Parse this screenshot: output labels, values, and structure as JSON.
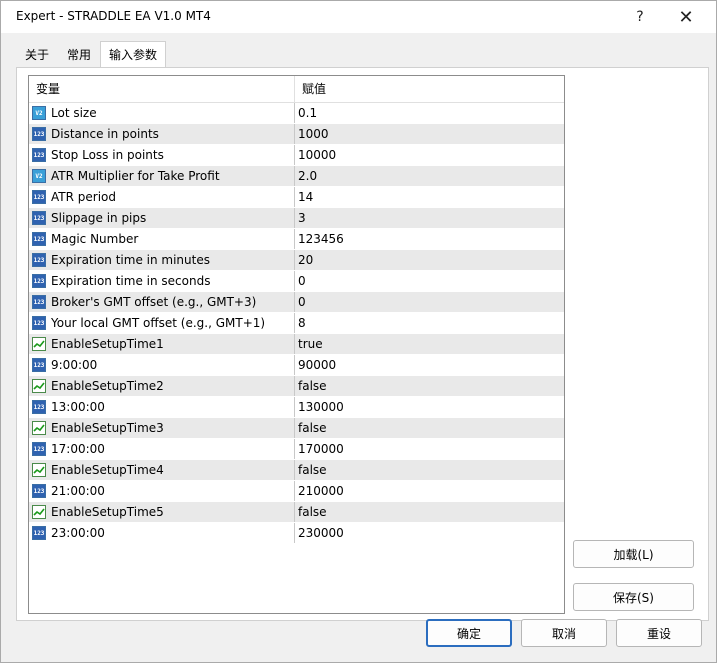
{
  "window": {
    "title": "Expert - STRADDLE EA V1.0 MT4",
    "help_glyph": "?",
    "close_glyph": "✕"
  },
  "tabs": [
    {
      "label": "关于"
    },
    {
      "label": "常用"
    },
    {
      "label": "输入参数",
      "active": true
    }
  ],
  "grid": {
    "header_var": "变量",
    "header_val": "赋值",
    "rows": [
      {
        "icon": "double-type-icon",
        "icon_text": "V2",
        "name": "Lot size",
        "value": "0.1"
      },
      {
        "icon": "int-type-icon",
        "icon_text": "123",
        "name": "Distance in points",
        "value": "1000"
      },
      {
        "icon": "int-type-icon",
        "icon_text": "123",
        "name": "Stop Loss in points",
        "value": "10000"
      },
      {
        "icon": "double-type-icon",
        "icon_text": "V2",
        "name": "ATR Multiplier for Take Profit",
        "value": "2.0"
      },
      {
        "icon": "int-type-icon",
        "icon_text": "123",
        "name": "ATR period",
        "value": "14"
      },
      {
        "icon": "int-type-icon",
        "icon_text": "123",
        "name": "Slippage in pips",
        "value": "3"
      },
      {
        "icon": "int-type-icon",
        "icon_text": "123",
        "name": "Magic Number",
        "value": "123456"
      },
      {
        "icon": "int-type-icon",
        "icon_text": "123",
        "name": "Expiration time in minutes",
        "value": "20"
      },
      {
        "icon": "int-type-icon",
        "icon_text": "123",
        "name": "Expiration time in seconds",
        "value": "0"
      },
      {
        "icon": "int-type-icon",
        "icon_text": "123",
        "name": "Broker's GMT offset (e.g., GMT+3)",
        "value": "0"
      },
      {
        "icon": "int-type-icon",
        "icon_text": "123",
        "name": "Your local GMT offset (e.g., GMT+1)",
        "value": "8"
      },
      {
        "icon": "bool-type-icon",
        "icon_text": "",
        "name": "EnableSetupTime1",
        "value": "true"
      },
      {
        "icon": "int-type-icon",
        "icon_text": "123",
        "name": "9:00:00",
        "value": "90000"
      },
      {
        "icon": "bool-type-icon",
        "icon_text": "",
        "name": "EnableSetupTime2",
        "value": "false"
      },
      {
        "icon": "int-type-icon",
        "icon_text": "123",
        "name": "13:00:00",
        "value": "130000"
      },
      {
        "icon": "bool-type-icon",
        "icon_text": "",
        "name": "EnableSetupTime3",
        "value": "false"
      },
      {
        "icon": "int-type-icon",
        "icon_text": "123",
        "name": "17:00:00",
        "value": "170000"
      },
      {
        "icon": "bool-type-icon",
        "icon_text": "",
        "name": "EnableSetupTime4",
        "value": "false"
      },
      {
        "icon": "int-type-icon",
        "icon_text": "123",
        "name": "21:00:00",
        "value": "210000"
      },
      {
        "icon": "bool-type-icon",
        "icon_text": "",
        "name": "EnableSetupTime5",
        "value": "false"
      },
      {
        "icon": "int-type-icon",
        "icon_text": "123",
        "name": "23:00:00",
        "value": "230000"
      }
    ]
  },
  "buttons": {
    "load": "加载(L)",
    "save": "保存(S)",
    "ok": "确定",
    "cancel": "取消",
    "reset": "重设"
  }
}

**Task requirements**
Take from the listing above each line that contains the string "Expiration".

**Worked solution**
        "name": "Expiration time in minutes",
        "name": "Expiration time in seconds",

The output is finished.